● What you should do:
Only lines below containing the string "after" should be counted; please give that count by itself.

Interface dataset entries
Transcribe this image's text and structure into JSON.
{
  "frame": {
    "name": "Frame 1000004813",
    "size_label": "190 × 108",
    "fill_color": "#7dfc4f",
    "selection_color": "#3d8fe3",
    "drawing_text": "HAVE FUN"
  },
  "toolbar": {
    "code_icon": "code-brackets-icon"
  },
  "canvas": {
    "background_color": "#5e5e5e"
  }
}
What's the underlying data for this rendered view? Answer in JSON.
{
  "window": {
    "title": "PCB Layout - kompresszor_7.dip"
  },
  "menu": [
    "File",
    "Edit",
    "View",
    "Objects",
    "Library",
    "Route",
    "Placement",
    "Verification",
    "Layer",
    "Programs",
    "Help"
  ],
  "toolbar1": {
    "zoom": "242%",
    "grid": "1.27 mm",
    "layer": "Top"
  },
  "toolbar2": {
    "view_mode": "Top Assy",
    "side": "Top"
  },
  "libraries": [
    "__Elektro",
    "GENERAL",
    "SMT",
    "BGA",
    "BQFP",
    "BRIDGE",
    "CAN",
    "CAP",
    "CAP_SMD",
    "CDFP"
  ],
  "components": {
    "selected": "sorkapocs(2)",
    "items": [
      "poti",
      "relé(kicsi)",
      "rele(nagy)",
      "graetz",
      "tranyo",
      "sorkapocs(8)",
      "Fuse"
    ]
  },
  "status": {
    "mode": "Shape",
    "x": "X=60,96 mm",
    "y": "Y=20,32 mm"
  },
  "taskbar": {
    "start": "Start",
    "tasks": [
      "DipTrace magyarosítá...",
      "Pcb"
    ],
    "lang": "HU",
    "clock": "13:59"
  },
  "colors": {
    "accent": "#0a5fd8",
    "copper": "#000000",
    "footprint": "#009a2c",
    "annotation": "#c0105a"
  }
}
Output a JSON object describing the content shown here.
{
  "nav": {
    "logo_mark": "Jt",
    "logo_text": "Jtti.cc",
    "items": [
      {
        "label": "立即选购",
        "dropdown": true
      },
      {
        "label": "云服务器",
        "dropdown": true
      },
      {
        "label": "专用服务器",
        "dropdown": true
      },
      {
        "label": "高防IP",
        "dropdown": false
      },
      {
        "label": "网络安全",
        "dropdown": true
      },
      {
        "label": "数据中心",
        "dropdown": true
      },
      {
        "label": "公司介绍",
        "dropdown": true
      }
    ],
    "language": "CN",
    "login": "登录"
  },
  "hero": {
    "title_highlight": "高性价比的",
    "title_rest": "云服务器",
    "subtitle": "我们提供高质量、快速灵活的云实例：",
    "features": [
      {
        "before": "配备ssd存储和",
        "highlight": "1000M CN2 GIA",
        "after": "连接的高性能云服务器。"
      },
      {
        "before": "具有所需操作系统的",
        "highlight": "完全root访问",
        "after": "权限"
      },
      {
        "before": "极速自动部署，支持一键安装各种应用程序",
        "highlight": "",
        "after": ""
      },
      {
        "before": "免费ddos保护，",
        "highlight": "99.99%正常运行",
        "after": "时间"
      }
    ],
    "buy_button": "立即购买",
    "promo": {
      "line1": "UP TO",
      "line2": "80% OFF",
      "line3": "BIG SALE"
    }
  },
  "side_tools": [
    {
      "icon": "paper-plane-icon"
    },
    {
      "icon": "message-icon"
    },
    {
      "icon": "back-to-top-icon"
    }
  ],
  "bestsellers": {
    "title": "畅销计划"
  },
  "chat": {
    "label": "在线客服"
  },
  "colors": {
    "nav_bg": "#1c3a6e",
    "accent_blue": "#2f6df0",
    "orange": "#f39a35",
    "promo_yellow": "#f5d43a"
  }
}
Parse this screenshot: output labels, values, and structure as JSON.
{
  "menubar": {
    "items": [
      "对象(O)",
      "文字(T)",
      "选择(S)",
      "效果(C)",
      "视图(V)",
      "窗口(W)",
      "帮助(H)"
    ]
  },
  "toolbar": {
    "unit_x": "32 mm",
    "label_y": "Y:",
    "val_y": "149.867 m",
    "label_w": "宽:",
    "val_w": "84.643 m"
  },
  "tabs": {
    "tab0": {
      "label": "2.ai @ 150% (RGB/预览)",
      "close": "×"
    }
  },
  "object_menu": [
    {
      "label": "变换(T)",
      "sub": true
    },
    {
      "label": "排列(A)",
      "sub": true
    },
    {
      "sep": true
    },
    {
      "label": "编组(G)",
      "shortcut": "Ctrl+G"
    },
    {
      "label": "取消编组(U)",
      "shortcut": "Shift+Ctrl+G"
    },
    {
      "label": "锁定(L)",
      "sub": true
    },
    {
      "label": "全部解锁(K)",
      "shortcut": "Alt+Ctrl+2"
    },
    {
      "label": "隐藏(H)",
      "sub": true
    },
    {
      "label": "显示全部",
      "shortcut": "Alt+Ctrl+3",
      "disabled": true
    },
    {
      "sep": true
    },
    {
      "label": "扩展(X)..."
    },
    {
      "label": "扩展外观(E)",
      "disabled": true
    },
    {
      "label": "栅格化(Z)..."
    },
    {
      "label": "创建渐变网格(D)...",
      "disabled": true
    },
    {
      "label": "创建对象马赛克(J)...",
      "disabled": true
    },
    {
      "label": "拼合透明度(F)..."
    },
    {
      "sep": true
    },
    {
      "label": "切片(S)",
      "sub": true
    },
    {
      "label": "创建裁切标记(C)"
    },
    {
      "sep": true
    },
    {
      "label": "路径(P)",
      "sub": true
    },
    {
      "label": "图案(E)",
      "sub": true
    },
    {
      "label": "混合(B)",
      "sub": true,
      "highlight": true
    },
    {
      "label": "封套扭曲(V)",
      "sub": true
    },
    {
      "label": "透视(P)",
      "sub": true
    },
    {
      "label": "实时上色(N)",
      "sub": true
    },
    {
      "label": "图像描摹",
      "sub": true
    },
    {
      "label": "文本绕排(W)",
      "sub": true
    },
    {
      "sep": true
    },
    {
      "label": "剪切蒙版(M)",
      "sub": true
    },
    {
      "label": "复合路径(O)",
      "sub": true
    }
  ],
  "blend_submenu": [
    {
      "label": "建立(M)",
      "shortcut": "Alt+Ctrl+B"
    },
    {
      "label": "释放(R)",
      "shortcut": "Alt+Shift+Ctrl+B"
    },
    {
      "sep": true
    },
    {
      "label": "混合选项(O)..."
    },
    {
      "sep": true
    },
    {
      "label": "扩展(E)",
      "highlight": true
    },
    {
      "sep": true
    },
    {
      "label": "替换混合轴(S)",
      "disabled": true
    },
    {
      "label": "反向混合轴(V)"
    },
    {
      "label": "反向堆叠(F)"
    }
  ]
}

● Result of this task:
4